These devices trick us into thinking we’re being productive and efficient because we use them all day. In reality, they are a major distraction from some of the most important things that we do – administrative work, creative work, and true, personal communication.

Luckily, these addiction machines have a great feature that allow us to eliminate the noise. We can put them in airplane mode. No contact with the outside cell world. No texts, calls, emails, tweets, snapchats, etc. Just focus.

Starting today, I am going to spend at least 90 minutes every day in airplane mode. I’ll use it to create copy, watch video, design practices/drills, read, write, have lunch with a colleague or mentor, who knows? What I do know, is that for 90 minutes every day I’ll be able to turn off the world and focus on the present.

 

Its the Little Things

Why do we put off the simple, easy tasks that would make our lives that much better/easier/simpler?

Things like cleaning a room or a desk. Like checking the mail every day. Shooting 50 pucks. Doing one extra set of a lift. Spending an extra five minutes on the practice green.

We put them off because we can. Because it is easier to say “oh I can do it tomorrow, it will only take 5 minutes”. Those dishes can wait until the morning, you could pay your bills easy enough tomorrow.  You’re really tired at the end of a workout and think you don’t need to put in a little extra.

All of these things are simple but not easy. They will improve your fortunes over the long run tremendously, but have very little value in the short game. Spending time and energy on things that have little immediate value can have tremendous dividends – not only do the activities help you in the future, but your ability for self-discipline and mental toughness grows.

So the next time you think, I’ll just do it tomorrow. Stop yourself. Do it today. Do it now. Your future self thanks you.

Zero Sum Game

Athletics is a zero sum game.

Black or White. Win or Lose. With the end result there is no shades of gray.

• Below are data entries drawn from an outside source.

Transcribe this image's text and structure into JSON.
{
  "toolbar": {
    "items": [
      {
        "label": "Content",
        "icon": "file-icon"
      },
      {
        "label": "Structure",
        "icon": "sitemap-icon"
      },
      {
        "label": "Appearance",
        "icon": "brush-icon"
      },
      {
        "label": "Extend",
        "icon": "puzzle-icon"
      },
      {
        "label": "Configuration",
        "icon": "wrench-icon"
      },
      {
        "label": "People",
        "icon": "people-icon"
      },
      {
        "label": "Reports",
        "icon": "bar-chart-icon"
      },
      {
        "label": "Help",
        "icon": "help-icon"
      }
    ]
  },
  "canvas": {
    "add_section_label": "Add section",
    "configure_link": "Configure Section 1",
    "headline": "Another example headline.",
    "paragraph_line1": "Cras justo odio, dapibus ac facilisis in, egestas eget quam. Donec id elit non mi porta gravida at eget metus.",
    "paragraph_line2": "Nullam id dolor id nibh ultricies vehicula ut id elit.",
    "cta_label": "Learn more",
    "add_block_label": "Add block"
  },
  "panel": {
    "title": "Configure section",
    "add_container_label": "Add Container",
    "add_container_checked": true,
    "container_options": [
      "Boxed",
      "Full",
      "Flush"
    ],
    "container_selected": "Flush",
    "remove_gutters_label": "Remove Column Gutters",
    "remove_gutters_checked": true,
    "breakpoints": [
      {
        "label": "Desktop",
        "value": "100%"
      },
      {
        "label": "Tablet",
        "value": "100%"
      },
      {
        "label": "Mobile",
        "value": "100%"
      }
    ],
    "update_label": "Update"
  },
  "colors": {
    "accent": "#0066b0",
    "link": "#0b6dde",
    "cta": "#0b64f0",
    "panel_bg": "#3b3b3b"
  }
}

Individual performance? Sure, there is an ability to measure yourself and your performance, but as to the overall result, it is one or the other – not both.

What do you want the outcome to look like?

What price are you willing to pay?

Win or Lose?